BEGIN Source material

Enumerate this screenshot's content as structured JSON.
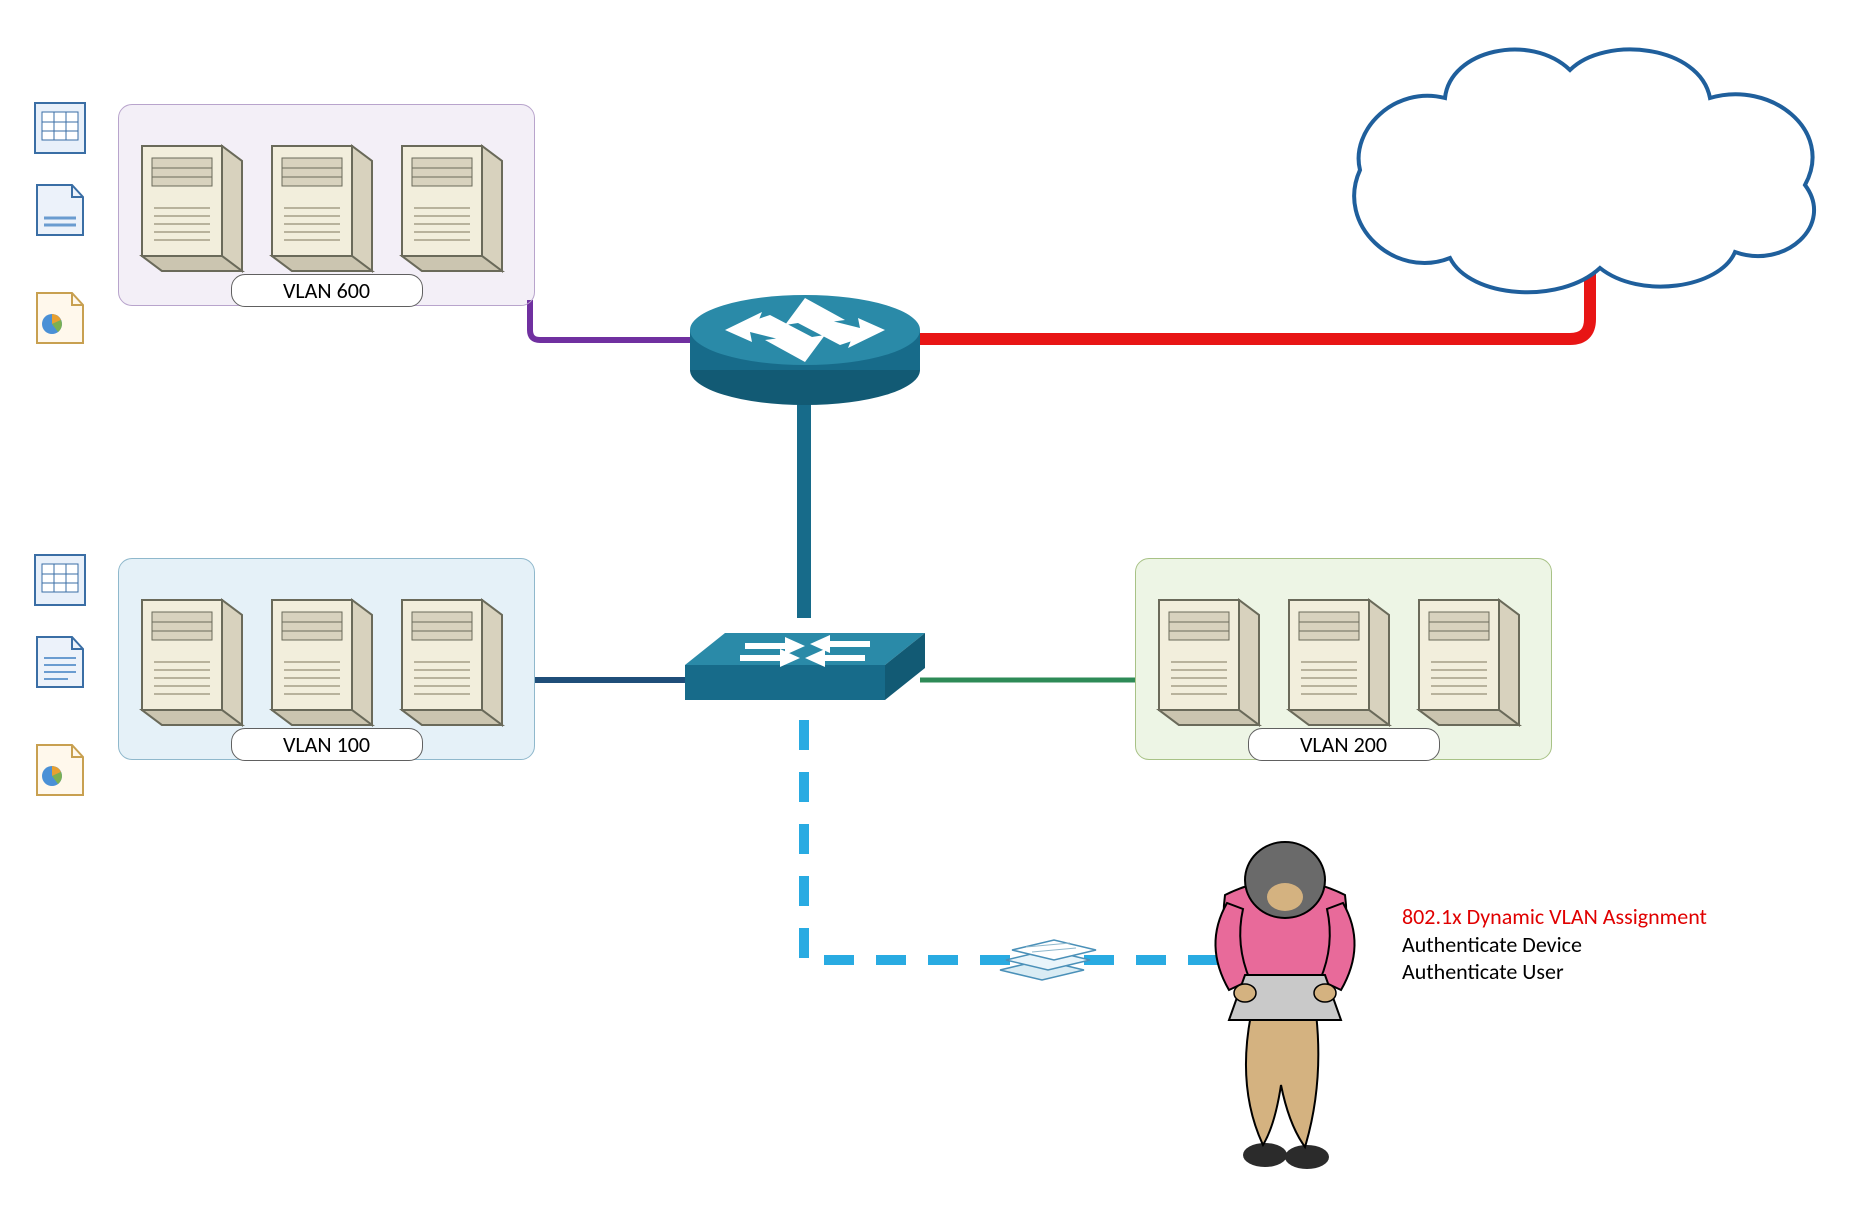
{
  "vlans": {
    "v600": {
      "label": "VLAN 600"
    },
    "v100": {
      "label": "VLAN 100"
    },
    "v200": {
      "label": "VLAN 200"
    }
  },
  "annotation": {
    "title": "802.1x Dynamic VLAN Assignment",
    "line1": "Authenticate Device",
    "line2": "Authenticate User"
  },
  "colors": {
    "router_switch": "#176b8a",
    "cloud_link": "#e81515",
    "v600_link": "#7030a0",
    "v100_link": "#1f4e79",
    "v200_link": "#2e8b57",
    "dashed_link": "#29abe2",
    "v600_bg": "rgba(112,48,160,0.08)",
    "v100_bg": "rgba(150,200,230,0.28)",
    "v200_bg": "rgba(190,220,160,0.28)",
    "cloud_stroke": "#1f5f9c"
  }
}
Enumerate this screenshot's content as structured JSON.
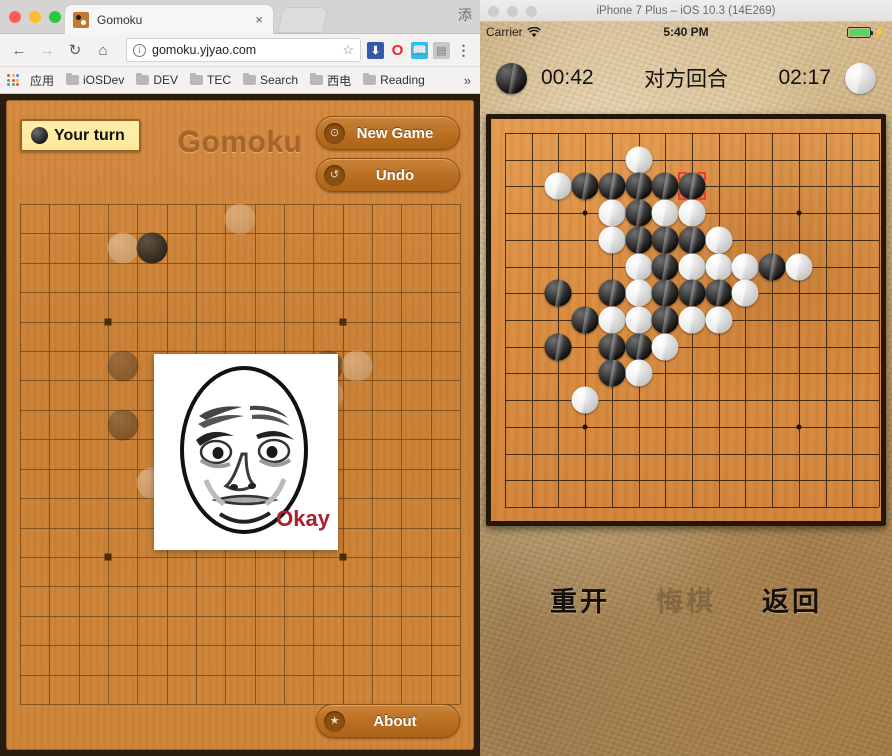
{
  "browser": {
    "window_controls": [
      "close",
      "minimize",
      "maximize"
    ],
    "tab": {
      "title": "Gomoku",
      "close_label": "×",
      "favicon": "gomoku-favicon"
    },
    "corner_glyph": "添",
    "toolbar": {
      "back": "←",
      "forward": "→",
      "reload": "↻",
      "home": "⌂",
      "info_icon": "i",
      "url": "gomoku.yjyao.com",
      "star": "☆",
      "extensions": [
        {
          "name": "download-extension-icon",
          "glyph": "⬇"
        },
        {
          "name": "opera-extension-icon",
          "glyph": "O"
        },
        {
          "name": "reader-extension-icon",
          "glyph": "📖"
        },
        {
          "name": "disabled-extension-icon",
          "glyph": "▤"
        }
      ],
      "menu": "⋮"
    },
    "bookmarks": {
      "apps_label": "应用",
      "items": [
        "iOSDev",
        "DEV",
        "TEC",
        "Search",
        "西电",
        "Reading"
      ],
      "overflow": "»"
    }
  },
  "web_app": {
    "title": "Gomoku",
    "turn_badge": "Your turn",
    "turn_stone_color": "black",
    "buttons": {
      "new_game": {
        "label": "New Game",
        "icon": "grid-icon",
        "glyph": "⊙"
      },
      "undo": {
        "label": "Undo",
        "icon": "undo-arrow-icon",
        "glyph": "↺"
      },
      "about": {
        "label": "About",
        "icon": "star-icon",
        "glyph": "★"
      }
    },
    "board": {
      "cols": 15,
      "rows": 17,
      "cell": 31,
      "star_points": [
        [
          3,
          4
        ],
        [
          11,
          4
        ],
        [
          3,
          12
        ],
        [
          11,
          12
        ]
      ],
      "stones": [
        {
          "c": 3,
          "r": 1,
          "color": "white",
          "opacity": 0.42
        },
        {
          "c": 4,
          "r": 1,
          "color": "black",
          "opacity": 0.95
        },
        {
          "c": 3,
          "r": 5,
          "color": "black",
          "opacity": 0.4
        },
        {
          "c": 7,
          "r": 0,
          "color": "white",
          "opacity": 0.35
        },
        {
          "c": 10,
          "r": 5,
          "color": "black",
          "opacity": 0.42
        },
        {
          "c": 11,
          "r": 5,
          "color": "white",
          "opacity": 0.38
        },
        {
          "c": 10,
          "r": 6,
          "color": "white",
          "opacity": 0.35
        },
        {
          "c": 5,
          "r": 6,
          "color": "black",
          "opacity": 0.4
        },
        {
          "c": 3,
          "r": 7,
          "color": "black",
          "opacity": 0.45
        },
        {
          "c": 5,
          "r": 7,
          "color": "black",
          "opacity": 0.45
        },
        {
          "c": 6,
          "r": 7,
          "color": "black",
          "opacity": 0.45
        },
        {
          "c": 7,
          "r": 7,
          "color": "white",
          "opacity": 0.35
        },
        {
          "c": 5,
          "r": 8,
          "color": "black",
          "opacity": 0.45
        },
        {
          "c": 6,
          "r": 8,
          "color": "white",
          "opacity": 0.35
        },
        {
          "c": 4,
          "r": 9,
          "color": "white",
          "opacity": 0.38
        },
        {
          "c": 6,
          "r": 6,
          "color": "white",
          "opacity": 0.3
        },
        {
          "c": 8,
          "r": 6,
          "color": "white",
          "opacity": 0.3
        },
        {
          "c": 9,
          "r": 6,
          "color": "white",
          "opacity": 0.3
        }
      ]
    },
    "meme": {
      "name": "okay-guy-meme",
      "caption": "Okay"
    }
  },
  "simulator": {
    "title": "iPhone 7 Plus – iOS 10.3 (14E269)",
    "status_bar": {
      "carrier": "Carrier",
      "wifi_icon": "wifi-icon",
      "time": "5:40 PM",
      "battery_level": 100,
      "battery_color": "#4cd964",
      "charging_glyph": "⚡"
    },
    "game_bar": {
      "black_time": "00:42",
      "turn_text": "对方回合",
      "white_time": "02:17"
    },
    "board": {
      "cols": 15,
      "rows": 15,
      "star_points": [
        [
          3,
          3
        ],
        [
          11,
          3
        ],
        [
          3,
          11
        ],
        [
          11,
          11
        ],
        [
          7,
          7
        ]
      ],
      "last_move": {
        "c": 7,
        "r": 2
      },
      "stones": [
        {
          "c": 5,
          "r": 1,
          "color": "white"
        },
        {
          "c": 2,
          "r": 2,
          "color": "white"
        },
        {
          "c": 3,
          "r": 2,
          "color": "black"
        },
        {
          "c": 4,
          "r": 2,
          "color": "black"
        },
        {
          "c": 5,
          "r": 2,
          "color": "black"
        },
        {
          "c": 6,
          "r": 2,
          "color": "black"
        },
        {
          "c": 7,
          "r": 2,
          "color": "black"
        },
        {
          "c": 4,
          "r": 3,
          "color": "white"
        },
        {
          "c": 5,
          "r": 3,
          "color": "black"
        },
        {
          "c": 6,
          "r": 3,
          "color": "white"
        },
        {
          "c": 7,
          "r": 3,
          "color": "white"
        },
        {
          "c": 4,
          "r": 4,
          "color": "white"
        },
        {
          "c": 5,
          "r": 4,
          "color": "black"
        },
        {
          "c": 6,
          "r": 4,
          "color": "black"
        },
        {
          "c": 7,
          "r": 4,
          "color": "black"
        },
        {
          "c": 8,
          "r": 4,
          "color": "white"
        },
        {
          "c": 5,
          "r": 5,
          "color": "white"
        },
        {
          "c": 6,
          "r": 5,
          "color": "black"
        },
        {
          "c": 7,
          "r": 5,
          "color": "white"
        },
        {
          "c": 8,
          "r": 5,
          "color": "white"
        },
        {
          "c": 9,
          "r": 5,
          "color": "white"
        },
        {
          "c": 10,
          "r": 5,
          "color": "black"
        },
        {
          "c": 11,
          "r": 5,
          "color": "white"
        },
        {
          "c": 2,
          "r": 6,
          "color": "black"
        },
        {
          "c": 4,
          "r": 6,
          "color": "black"
        },
        {
          "c": 5,
          "r": 6,
          "color": "white"
        },
        {
          "c": 6,
          "r": 6,
          "color": "black"
        },
        {
          "c": 7,
          "r": 6,
          "color": "black"
        },
        {
          "c": 8,
          "r": 6,
          "color": "black"
        },
        {
          "c": 9,
          "r": 6,
          "color": "white"
        },
        {
          "c": 3,
          "r": 7,
          "color": "black"
        },
        {
          "c": 4,
          "r": 7,
          "color": "white"
        },
        {
          "c": 5,
          "r": 7,
          "color": "white"
        },
        {
          "c": 6,
          "r": 7,
          "color": "black"
        },
        {
          "c": 7,
          "r": 7,
          "color": "white"
        },
        {
          "c": 8,
          "r": 7,
          "color": "white"
        },
        {
          "c": 2,
          "r": 8,
          "color": "black"
        },
        {
          "c": 4,
          "r": 8,
          "color": "black"
        },
        {
          "c": 5,
          "r": 8,
          "color": "black"
        },
        {
          "c": 6,
          "r": 8,
          "color": "white"
        },
        {
          "c": 4,
          "r": 9,
          "color": "black"
        },
        {
          "c": 5,
          "r": 9,
          "color": "white"
        },
        {
          "c": 3,
          "r": 10,
          "color": "white"
        }
      ]
    },
    "actions": [
      {
        "label": "重开",
        "name": "restart-button",
        "disabled": false
      },
      {
        "label": "悔棋",
        "name": "undo-button",
        "disabled": true
      },
      {
        "label": "返回",
        "name": "back-button",
        "disabled": false
      }
    ]
  }
}
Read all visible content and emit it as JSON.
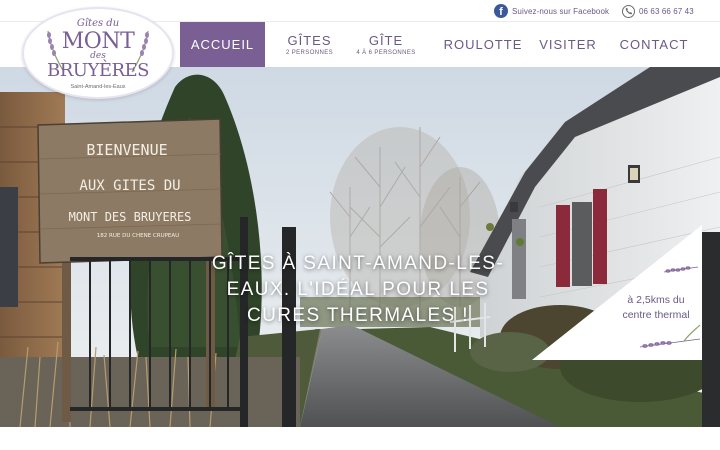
{
  "topbar": {
    "facebook_icon": "facebook-icon",
    "facebook_text": "Suivez-nous sur Facebook",
    "phone_icon": "phone-icon",
    "phone": "06 63 66 67 43"
  },
  "logo": {
    "line1": "Gîtes du",
    "line2": "MONT",
    "line3": "des",
    "line4": "BRUYÈRES",
    "town": "Saint-Amand-les-Eaux"
  },
  "nav": {
    "items": [
      {
        "label": "ACCUEIL",
        "sub": "",
        "active": true
      },
      {
        "label": "GÎTES",
        "sub": "2 PERSONNES",
        "active": false
      },
      {
        "label": "GÎTE",
        "sub": "4 À 6 PERSONNES",
        "active": false
      },
      {
        "label": "ROULOTTE",
        "sub": "",
        "active": false
      },
      {
        "label": "VISITER",
        "sub": "",
        "active": false
      },
      {
        "label": "CONTACT",
        "sub": "",
        "active": false
      }
    ]
  },
  "hero": {
    "headline": "GÎTES À SAINT-AMAND-LES-EAUX. L'IDÉAL POUR LES CURES THERMALES !",
    "sign": {
      "line1": "BIENVENUE",
      "line2": "AUX GITES DU",
      "line3": "MONT DES BRUYERES",
      "line4": "182 RUE DU CHENE CRUPEAU"
    },
    "badge": {
      "line1": "à 2,5kms du",
      "line2": "centre thermal"
    }
  },
  "colors": {
    "brand_purple": "#7a5f94",
    "text_purple": "#6a5a85",
    "facebook_blue": "#3b5998"
  }
}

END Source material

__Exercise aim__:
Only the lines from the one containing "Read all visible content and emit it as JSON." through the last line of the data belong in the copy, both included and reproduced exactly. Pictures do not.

__Reply__:
Read all visible content and emit it as JSON.
{
  "topbar": {
    "facebook_icon": "facebook-icon",
    "facebook_text": "Suivez-nous sur Facebook",
    "phone_icon": "phone-icon",
    "phone": "06 63 66 67 43"
  },
  "logo": {
    "line1": "Gîtes du",
    "line2": "MONT",
    "line3": "des",
    "line4": "BRUYÈRES",
    "town": "Saint-Amand-les-Eaux"
  },
  "nav": {
    "items": [
      {
        "label": "ACCUEIL",
        "sub": "",
        "active": true
      },
      {
        "label": "GÎTES",
        "sub": "2 PERSONNES",
        "active": false
      },
      {
        "label": "GÎTE",
        "sub": "4 À 6 PERSONNES",
        "active": false
      },
      {
        "label": "ROULOTTE",
        "sub": "",
        "active": false
      },
      {
        "label": "VISITER",
        "sub": "",
        "active": false
      },
      {
        "label": "CONTACT",
        "sub": "",
        "active": false
      }
    ]
  },
  "hero": {
    "headline": "GÎTES À SAINT-AMAND-LES-EAUX. L'IDÉAL POUR LES CURES THERMALES !",
    "sign": {
      "line1": "BIENVENUE",
      "line2": "AUX GITES DU",
      "line3": "MONT DES BRUYERES",
      "line4": "182 RUE DU CHENE CRUPEAU"
    },
    "badge": {
      "line1": "à 2,5kms du",
      "line2": "centre thermal"
    }
  },
  "colors": {
    "brand_purple": "#7a5f94",
    "text_purple": "#6a5a85",
    "facebook_blue": "#3b5998"
  }
}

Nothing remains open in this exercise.